"The data proves it," says the My Brother's Keeper landing page. "Boys and young men of color--regardless of where they come from--are disproportionately at risk from their youngest years through college and the early stages of their professional lives." At risk for what? The White House doesn't say it in so many words but the answer is plain: at risk for growing up in a deeply racially stratified society which criminalizes black and brown boys and men. Black and Latino boys lag behind their non-black and non-Latino peers in reading proficiency but are overrepresented among homicide victims.
The initiative has two parts. It'll include a task force which will examine the impact that federal policies and programs have on boys and young men of color, "so as to develop proposals that will enhance positive outcomes and eliminate or reduce negative ones." The task force will put together recommendations for national, state and local agencies to support boys and young men of color.
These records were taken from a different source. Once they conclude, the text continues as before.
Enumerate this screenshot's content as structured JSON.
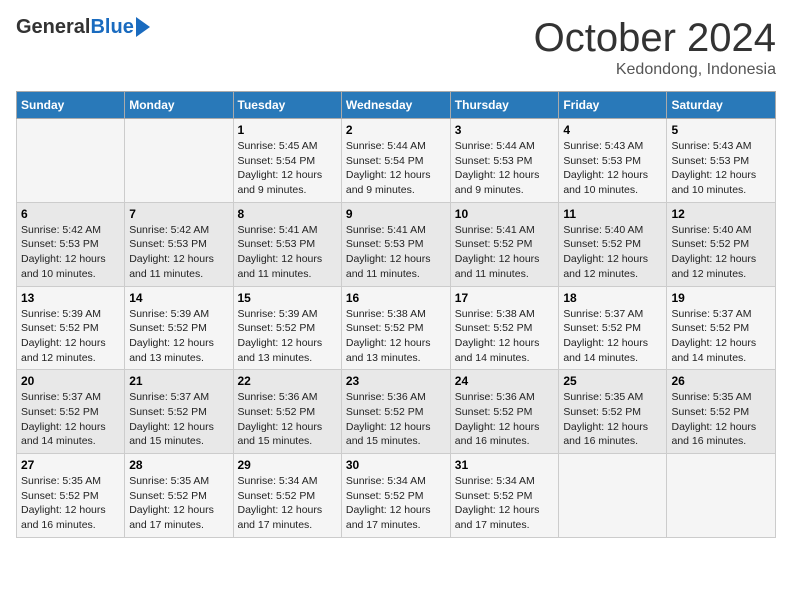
{
  "logo": {
    "general": "General",
    "blue": "Blue"
  },
  "header": {
    "month": "October 2024",
    "location": "Kedondong, Indonesia"
  },
  "weekdays": [
    "Sunday",
    "Monday",
    "Tuesday",
    "Wednesday",
    "Thursday",
    "Friday",
    "Saturday"
  ],
  "weeks": [
    [
      {
        "day": "",
        "sunrise": "",
        "sunset": "",
        "daylight": ""
      },
      {
        "day": "",
        "sunrise": "",
        "sunset": "",
        "daylight": ""
      },
      {
        "day": "1",
        "sunrise": "Sunrise: 5:45 AM",
        "sunset": "Sunset: 5:54 PM",
        "daylight": "Daylight: 12 hours and 9 minutes."
      },
      {
        "day": "2",
        "sunrise": "Sunrise: 5:44 AM",
        "sunset": "Sunset: 5:54 PM",
        "daylight": "Daylight: 12 hours and 9 minutes."
      },
      {
        "day": "3",
        "sunrise": "Sunrise: 5:44 AM",
        "sunset": "Sunset: 5:53 PM",
        "daylight": "Daylight: 12 hours and 9 minutes."
      },
      {
        "day": "4",
        "sunrise": "Sunrise: 5:43 AM",
        "sunset": "Sunset: 5:53 PM",
        "daylight": "Daylight: 12 hours and 10 minutes."
      },
      {
        "day": "5",
        "sunrise": "Sunrise: 5:43 AM",
        "sunset": "Sunset: 5:53 PM",
        "daylight": "Daylight: 12 hours and 10 minutes."
      }
    ],
    [
      {
        "day": "6",
        "sunrise": "Sunrise: 5:42 AM",
        "sunset": "Sunset: 5:53 PM",
        "daylight": "Daylight: 12 hours and 10 minutes."
      },
      {
        "day": "7",
        "sunrise": "Sunrise: 5:42 AM",
        "sunset": "Sunset: 5:53 PM",
        "daylight": "Daylight: 12 hours and 11 minutes."
      },
      {
        "day": "8",
        "sunrise": "Sunrise: 5:41 AM",
        "sunset": "Sunset: 5:53 PM",
        "daylight": "Daylight: 12 hours and 11 minutes."
      },
      {
        "day": "9",
        "sunrise": "Sunrise: 5:41 AM",
        "sunset": "Sunset: 5:53 PM",
        "daylight": "Daylight: 12 hours and 11 minutes."
      },
      {
        "day": "10",
        "sunrise": "Sunrise: 5:41 AM",
        "sunset": "Sunset: 5:52 PM",
        "daylight": "Daylight: 12 hours and 11 minutes."
      },
      {
        "day": "11",
        "sunrise": "Sunrise: 5:40 AM",
        "sunset": "Sunset: 5:52 PM",
        "daylight": "Daylight: 12 hours and 12 minutes."
      },
      {
        "day": "12",
        "sunrise": "Sunrise: 5:40 AM",
        "sunset": "Sunset: 5:52 PM",
        "daylight": "Daylight: 12 hours and 12 minutes."
      }
    ],
    [
      {
        "day": "13",
        "sunrise": "Sunrise: 5:39 AM",
        "sunset": "Sunset: 5:52 PM",
        "daylight": "Daylight: 12 hours and 12 minutes."
      },
      {
        "day": "14",
        "sunrise": "Sunrise: 5:39 AM",
        "sunset": "Sunset: 5:52 PM",
        "daylight": "Daylight: 12 hours and 13 minutes."
      },
      {
        "day": "15",
        "sunrise": "Sunrise: 5:39 AM",
        "sunset": "Sunset: 5:52 PM",
        "daylight": "Daylight: 12 hours and 13 minutes."
      },
      {
        "day": "16",
        "sunrise": "Sunrise: 5:38 AM",
        "sunset": "Sunset: 5:52 PM",
        "daylight": "Daylight: 12 hours and 13 minutes."
      },
      {
        "day": "17",
        "sunrise": "Sunrise: 5:38 AM",
        "sunset": "Sunset: 5:52 PM",
        "daylight": "Daylight: 12 hours and 14 minutes."
      },
      {
        "day": "18",
        "sunrise": "Sunrise: 5:37 AM",
        "sunset": "Sunset: 5:52 PM",
        "daylight": "Daylight: 12 hours and 14 minutes."
      },
      {
        "day": "19",
        "sunrise": "Sunrise: 5:37 AM",
        "sunset": "Sunset: 5:52 PM",
        "daylight": "Daylight: 12 hours and 14 minutes."
      }
    ],
    [
      {
        "day": "20",
        "sunrise": "Sunrise: 5:37 AM",
        "sunset": "Sunset: 5:52 PM",
        "daylight": "Daylight: 12 hours and 14 minutes."
      },
      {
        "day": "21",
        "sunrise": "Sunrise: 5:37 AM",
        "sunset": "Sunset: 5:52 PM",
        "daylight": "Daylight: 12 hours and 15 minutes."
      },
      {
        "day": "22",
        "sunrise": "Sunrise: 5:36 AM",
        "sunset": "Sunset: 5:52 PM",
        "daylight": "Daylight: 12 hours and 15 minutes."
      },
      {
        "day": "23",
        "sunrise": "Sunrise: 5:36 AM",
        "sunset": "Sunset: 5:52 PM",
        "daylight": "Daylight: 12 hours and 15 minutes."
      },
      {
        "day": "24",
        "sunrise": "Sunrise: 5:36 AM",
        "sunset": "Sunset: 5:52 PM",
        "daylight": "Daylight: 12 hours and 16 minutes."
      },
      {
        "day": "25",
        "sunrise": "Sunrise: 5:35 AM",
        "sunset": "Sunset: 5:52 PM",
        "daylight": "Daylight: 12 hours and 16 minutes."
      },
      {
        "day": "26",
        "sunrise": "Sunrise: 5:35 AM",
        "sunset": "Sunset: 5:52 PM",
        "daylight": "Daylight: 12 hours and 16 minutes."
      }
    ],
    [
      {
        "day": "27",
        "sunrise": "Sunrise: 5:35 AM",
        "sunset": "Sunset: 5:52 PM",
        "daylight": "Daylight: 12 hours and 16 minutes."
      },
      {
        "day": "28",
        "sunrise": "Sunrise: 5:35 AM",
        "sunset": "Sunset: 5:52 PM",
        "daylight": "Daylight: 12 hours and 17 minutes."
      },
      {
        "day": "29",
        "sunrise": "Sunrise: 5:34 AM",
        "sunset": "Sunset: 5:52 PM",
        "daylight": "Daylight: 12 hours and 17 minutes."
      },
      {
        "day": "30",
        "sunrise": "Sunrise: 5:34 AM",
        "sunset": "Sunset: 5:52 PM",
        "daylight": "Daylight: 12 hours and 17 minutes."
      },
      {
        "day": "31",
        "sunrise": "Sunrise: 5:34 AM",
        "sunset": "Sunset: 5:52 PM",
        "daylight": "Daylight: 12 hours and 17 minutes."
      },
      {
        "day": "",
        "sunrise": "",
        "sunset": "",
        "daylight": ""
      },
      {
        "day": "",
        "sunrise": "",
        "sunset": "",
        "daylight": ""
      }
    ]
  ]
}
The Department of Education will also manage a public website which will assess important factors contributing to the life outcomes of boys and young men of color.
Separately, a group of philanthropic foundations is today announcing a $200 million investment over the next five years to support programs aimed at nurturing and supporting black and Latino boys and young men, and President Obama plans to meet with Adam Silver of the NBA, Joe Echevarria, CEO of Deloitte, and Magic Johnson and other businesspeople to involve the private sector in the initiative.
"The effort launched today is focused on unlocking the full potential of boys and young men of color - something that will not only benefit them, but all Americans," the White House said in a statement.